One step towards addressing that has been to discuss the topic with my colleague Marie-Clare for the aforementioned podcast. You can find that podcast – titled The Importance of Empathy – here:
Some generous colleagues have carved out the time to listen to our discussion and I have now had several requests for a reading list. If you had told me two years ago that I would have been including Carol J. Clover’s Men Women and Chainsaws in a Herts Primary English reading list, I would have wondered whether you needed a little lie down. But there it is. And here is that reading/watching list (pdf). I really hope it proves helpful.
I think this sort of work, outlined in the podcast, is very important in primary reading provision. I think it matters more than some might realise. It can sometimes seem to be seen as a somehow ‘soft’, desirable, but perhaps not essential by-product of the things we do to develop skilled reading. I think it is much more important than that. So, it is a fairly lengthy chat. My colleague Marie-Clare and I also consider how we might develop empathy, why its cognitive benefits may have been overlooked over time, and even how it might be a key bridge between reading and writing. In the course of doing so, we also touch on the important topic of representation and why it matters that representations offer multiple views of any given social context. Those topics stretch way beyond the scope of this blog and the podcast, but we have a good crack at scratching the surface.

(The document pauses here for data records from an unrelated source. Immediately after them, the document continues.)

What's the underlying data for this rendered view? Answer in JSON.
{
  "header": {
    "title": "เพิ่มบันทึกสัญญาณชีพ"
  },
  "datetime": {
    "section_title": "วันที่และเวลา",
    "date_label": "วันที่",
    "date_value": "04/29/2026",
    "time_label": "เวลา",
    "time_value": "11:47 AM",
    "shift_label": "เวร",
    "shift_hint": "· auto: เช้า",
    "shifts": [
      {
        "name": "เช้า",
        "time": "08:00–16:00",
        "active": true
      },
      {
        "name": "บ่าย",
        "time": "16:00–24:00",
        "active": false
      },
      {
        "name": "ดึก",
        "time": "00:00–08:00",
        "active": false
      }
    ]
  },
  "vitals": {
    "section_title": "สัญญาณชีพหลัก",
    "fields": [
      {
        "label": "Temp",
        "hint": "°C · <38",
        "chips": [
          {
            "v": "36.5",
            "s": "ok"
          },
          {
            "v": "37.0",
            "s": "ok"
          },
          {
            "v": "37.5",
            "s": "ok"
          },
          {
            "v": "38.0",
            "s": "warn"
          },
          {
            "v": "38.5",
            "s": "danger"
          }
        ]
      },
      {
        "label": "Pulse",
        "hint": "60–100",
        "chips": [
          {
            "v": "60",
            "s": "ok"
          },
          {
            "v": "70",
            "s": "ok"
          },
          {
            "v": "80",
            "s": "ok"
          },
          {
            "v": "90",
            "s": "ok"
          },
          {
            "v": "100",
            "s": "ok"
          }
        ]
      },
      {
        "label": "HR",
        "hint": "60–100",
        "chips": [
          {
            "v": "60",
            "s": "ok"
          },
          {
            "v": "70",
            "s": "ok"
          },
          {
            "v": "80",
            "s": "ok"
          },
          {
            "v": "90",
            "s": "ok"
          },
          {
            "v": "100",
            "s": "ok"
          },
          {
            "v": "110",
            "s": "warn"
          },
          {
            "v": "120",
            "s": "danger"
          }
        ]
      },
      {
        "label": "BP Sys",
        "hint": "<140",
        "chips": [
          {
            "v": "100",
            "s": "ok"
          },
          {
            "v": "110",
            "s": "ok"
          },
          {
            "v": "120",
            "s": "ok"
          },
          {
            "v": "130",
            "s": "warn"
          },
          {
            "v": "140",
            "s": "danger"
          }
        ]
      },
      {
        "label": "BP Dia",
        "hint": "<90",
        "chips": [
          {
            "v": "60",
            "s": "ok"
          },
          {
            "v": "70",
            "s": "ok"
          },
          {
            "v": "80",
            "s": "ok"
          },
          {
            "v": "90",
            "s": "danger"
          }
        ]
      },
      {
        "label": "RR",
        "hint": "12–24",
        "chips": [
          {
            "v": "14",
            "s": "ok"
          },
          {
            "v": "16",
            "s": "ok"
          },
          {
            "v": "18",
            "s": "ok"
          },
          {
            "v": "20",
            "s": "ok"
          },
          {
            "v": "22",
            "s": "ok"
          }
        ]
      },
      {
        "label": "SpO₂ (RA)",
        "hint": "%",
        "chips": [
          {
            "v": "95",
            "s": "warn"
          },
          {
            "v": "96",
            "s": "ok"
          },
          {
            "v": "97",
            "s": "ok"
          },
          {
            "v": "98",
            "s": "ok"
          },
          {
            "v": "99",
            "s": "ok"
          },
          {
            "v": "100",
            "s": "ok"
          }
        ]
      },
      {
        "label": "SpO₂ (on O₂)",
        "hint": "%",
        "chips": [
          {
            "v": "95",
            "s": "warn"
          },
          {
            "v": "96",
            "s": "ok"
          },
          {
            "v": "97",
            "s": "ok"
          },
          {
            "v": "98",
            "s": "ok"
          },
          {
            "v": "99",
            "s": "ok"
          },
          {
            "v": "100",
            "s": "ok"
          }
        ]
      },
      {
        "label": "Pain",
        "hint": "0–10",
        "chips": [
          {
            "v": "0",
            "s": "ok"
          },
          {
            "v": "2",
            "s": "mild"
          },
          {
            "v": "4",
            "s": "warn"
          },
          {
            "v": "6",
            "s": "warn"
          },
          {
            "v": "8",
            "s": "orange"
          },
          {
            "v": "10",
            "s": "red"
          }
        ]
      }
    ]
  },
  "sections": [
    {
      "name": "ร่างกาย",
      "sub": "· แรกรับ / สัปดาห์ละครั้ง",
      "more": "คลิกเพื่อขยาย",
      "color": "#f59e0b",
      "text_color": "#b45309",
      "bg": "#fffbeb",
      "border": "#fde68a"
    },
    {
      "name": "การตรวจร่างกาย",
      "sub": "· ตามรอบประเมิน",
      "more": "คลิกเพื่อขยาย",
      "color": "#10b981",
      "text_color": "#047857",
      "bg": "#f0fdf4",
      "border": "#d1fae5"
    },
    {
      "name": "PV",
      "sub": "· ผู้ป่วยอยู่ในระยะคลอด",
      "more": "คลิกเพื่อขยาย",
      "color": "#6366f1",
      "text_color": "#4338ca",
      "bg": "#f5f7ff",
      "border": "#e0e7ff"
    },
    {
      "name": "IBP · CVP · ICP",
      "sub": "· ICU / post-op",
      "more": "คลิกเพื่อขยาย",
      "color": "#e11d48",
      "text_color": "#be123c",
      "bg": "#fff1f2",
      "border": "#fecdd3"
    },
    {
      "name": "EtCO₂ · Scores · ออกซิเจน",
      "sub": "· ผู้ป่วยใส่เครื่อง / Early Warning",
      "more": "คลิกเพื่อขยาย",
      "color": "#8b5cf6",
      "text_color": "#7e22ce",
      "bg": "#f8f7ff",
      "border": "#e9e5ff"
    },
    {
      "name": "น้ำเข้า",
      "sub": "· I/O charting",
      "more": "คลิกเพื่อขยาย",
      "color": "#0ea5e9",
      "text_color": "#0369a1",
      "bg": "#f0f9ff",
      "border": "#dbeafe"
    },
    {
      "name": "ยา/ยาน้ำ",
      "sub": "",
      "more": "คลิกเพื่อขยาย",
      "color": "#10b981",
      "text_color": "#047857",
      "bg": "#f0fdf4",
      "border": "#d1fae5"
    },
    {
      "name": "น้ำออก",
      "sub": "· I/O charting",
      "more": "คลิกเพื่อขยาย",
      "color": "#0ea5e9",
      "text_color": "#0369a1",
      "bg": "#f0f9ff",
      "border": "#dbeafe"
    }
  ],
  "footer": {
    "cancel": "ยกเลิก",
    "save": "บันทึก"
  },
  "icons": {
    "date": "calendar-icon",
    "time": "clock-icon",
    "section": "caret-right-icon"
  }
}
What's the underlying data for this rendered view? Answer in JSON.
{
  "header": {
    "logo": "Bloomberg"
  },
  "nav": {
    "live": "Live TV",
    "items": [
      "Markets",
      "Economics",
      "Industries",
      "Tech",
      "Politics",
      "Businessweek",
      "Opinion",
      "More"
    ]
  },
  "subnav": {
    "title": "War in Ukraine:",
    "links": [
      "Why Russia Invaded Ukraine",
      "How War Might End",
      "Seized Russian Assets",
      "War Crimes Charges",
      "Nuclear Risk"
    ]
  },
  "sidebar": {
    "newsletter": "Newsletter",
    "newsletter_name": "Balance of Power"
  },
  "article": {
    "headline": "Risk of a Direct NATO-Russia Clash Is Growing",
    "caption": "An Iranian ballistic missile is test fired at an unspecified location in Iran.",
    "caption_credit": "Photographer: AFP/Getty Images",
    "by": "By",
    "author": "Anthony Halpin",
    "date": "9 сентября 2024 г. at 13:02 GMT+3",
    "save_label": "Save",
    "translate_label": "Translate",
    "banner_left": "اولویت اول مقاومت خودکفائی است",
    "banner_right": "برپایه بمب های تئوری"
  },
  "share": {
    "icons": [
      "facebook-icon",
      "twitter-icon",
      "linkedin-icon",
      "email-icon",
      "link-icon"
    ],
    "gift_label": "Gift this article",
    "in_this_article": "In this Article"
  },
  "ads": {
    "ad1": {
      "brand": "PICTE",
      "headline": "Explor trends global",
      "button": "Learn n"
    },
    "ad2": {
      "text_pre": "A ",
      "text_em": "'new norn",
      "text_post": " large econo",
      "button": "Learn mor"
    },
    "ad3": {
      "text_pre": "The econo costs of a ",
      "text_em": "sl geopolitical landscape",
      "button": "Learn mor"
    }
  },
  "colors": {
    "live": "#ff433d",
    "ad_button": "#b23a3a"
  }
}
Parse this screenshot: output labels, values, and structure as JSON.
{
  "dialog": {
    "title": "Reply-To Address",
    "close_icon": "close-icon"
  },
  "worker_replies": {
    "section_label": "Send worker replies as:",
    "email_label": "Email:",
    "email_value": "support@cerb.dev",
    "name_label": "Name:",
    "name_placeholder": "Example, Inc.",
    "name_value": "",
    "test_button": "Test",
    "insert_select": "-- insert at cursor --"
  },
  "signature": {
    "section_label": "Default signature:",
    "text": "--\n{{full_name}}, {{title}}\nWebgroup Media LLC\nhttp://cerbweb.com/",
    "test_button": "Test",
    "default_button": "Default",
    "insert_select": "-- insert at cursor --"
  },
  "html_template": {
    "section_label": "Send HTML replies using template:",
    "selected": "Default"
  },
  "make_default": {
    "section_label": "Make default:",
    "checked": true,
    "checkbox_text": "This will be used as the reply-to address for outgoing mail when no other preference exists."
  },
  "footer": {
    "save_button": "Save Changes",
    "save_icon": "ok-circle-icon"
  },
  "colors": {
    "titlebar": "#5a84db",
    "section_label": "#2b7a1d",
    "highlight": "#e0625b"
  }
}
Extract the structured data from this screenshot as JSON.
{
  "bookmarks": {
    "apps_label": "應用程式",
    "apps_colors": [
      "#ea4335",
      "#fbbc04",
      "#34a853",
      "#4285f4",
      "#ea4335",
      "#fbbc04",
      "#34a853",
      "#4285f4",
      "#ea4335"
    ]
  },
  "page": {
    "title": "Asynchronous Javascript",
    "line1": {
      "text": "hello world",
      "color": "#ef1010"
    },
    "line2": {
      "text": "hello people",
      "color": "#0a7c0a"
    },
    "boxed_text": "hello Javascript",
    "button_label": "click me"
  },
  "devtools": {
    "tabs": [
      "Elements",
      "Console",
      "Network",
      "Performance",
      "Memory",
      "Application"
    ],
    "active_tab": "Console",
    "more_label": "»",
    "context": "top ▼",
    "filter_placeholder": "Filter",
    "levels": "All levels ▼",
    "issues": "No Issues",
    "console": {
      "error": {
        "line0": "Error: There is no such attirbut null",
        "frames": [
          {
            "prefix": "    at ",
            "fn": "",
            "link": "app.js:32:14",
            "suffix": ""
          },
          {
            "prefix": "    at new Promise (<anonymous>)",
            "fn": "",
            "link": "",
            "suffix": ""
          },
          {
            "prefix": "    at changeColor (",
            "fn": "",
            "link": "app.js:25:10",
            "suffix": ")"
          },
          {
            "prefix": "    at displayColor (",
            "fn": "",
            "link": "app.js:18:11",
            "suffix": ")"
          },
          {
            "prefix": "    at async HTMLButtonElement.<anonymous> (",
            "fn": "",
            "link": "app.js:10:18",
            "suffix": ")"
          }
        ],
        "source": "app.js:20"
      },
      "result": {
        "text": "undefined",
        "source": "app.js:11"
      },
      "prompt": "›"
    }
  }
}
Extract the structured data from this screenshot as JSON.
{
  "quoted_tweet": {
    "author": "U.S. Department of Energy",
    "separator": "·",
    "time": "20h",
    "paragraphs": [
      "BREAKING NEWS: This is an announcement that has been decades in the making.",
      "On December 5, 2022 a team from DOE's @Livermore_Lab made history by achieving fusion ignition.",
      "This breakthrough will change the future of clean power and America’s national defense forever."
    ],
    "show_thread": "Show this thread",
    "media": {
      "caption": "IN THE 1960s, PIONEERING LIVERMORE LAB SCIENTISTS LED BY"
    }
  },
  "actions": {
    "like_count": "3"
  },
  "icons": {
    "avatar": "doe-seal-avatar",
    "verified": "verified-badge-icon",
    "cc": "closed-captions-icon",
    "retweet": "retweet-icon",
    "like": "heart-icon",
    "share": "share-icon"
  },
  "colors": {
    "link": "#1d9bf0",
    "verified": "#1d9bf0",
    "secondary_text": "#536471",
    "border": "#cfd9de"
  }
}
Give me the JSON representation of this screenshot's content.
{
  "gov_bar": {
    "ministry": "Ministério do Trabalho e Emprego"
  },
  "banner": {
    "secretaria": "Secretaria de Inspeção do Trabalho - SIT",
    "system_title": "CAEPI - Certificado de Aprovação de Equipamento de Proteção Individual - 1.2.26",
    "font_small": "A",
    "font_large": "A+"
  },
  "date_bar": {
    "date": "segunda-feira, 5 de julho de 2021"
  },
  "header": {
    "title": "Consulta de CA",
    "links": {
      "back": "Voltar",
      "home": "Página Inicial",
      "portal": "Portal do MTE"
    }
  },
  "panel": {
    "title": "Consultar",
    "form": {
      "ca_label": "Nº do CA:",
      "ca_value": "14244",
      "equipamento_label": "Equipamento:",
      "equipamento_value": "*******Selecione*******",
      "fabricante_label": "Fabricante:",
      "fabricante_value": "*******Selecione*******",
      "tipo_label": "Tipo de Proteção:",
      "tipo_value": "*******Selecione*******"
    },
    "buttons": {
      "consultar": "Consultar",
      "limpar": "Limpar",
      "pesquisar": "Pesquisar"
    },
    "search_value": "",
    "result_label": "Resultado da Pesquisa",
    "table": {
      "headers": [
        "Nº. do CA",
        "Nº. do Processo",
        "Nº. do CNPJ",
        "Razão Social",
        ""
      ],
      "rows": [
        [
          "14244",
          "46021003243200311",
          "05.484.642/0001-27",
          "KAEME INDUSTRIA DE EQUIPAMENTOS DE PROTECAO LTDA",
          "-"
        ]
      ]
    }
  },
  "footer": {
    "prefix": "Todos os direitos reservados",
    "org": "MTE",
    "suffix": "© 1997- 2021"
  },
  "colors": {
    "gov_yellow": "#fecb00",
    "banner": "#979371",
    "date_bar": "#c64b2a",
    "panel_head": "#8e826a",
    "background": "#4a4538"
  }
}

As Marie-Clare helpfully summarises in the podcast, the journey from sympathy to cognitive empathy (appreciating or understanding another’s feelings) to affective empathy (the transportation of feeling those feelings) offers a movement towards a deeper engagement with text, and an experience that telegraphs the miraculous, uncanny miracle of reading: these mental lives and worlds conjured up by rows of printed characters. In the podcast, I consider how some children can sit outside of that, immune, if we let them or fail to notice – much in the same way that we will find children that do not activate meaning-making at the outset of our reading fluency programme. And it is this transportation that so many avid, vocal, famous readers have tried to articulate in so many ways. It’s not something we can or would want to measure in a rubric, but it’s something we can facilitate and nurture through the choice and reading of great books and other materials, with space for thought, talk, more thought, more talk.
In truth, I had written quite an extended blog on this topic. On reflection, and with some very wise feedback from some very kind colleagues, we’ve decided perhaps here and now is not the time and place. It’s been a heck of a term. Life is too short, no matter how many lives we might live in the course of our reading. If you would be interested in some further thoughts, including some further reflections on Daniel Willingham’s insights, then do look out for a more in-depth blog on my personal site. We’ll link to it here when it is ready.
For now, though, happy reading - and perhaps listening - of the deepest kind, and season’s greetings from one reading human to another.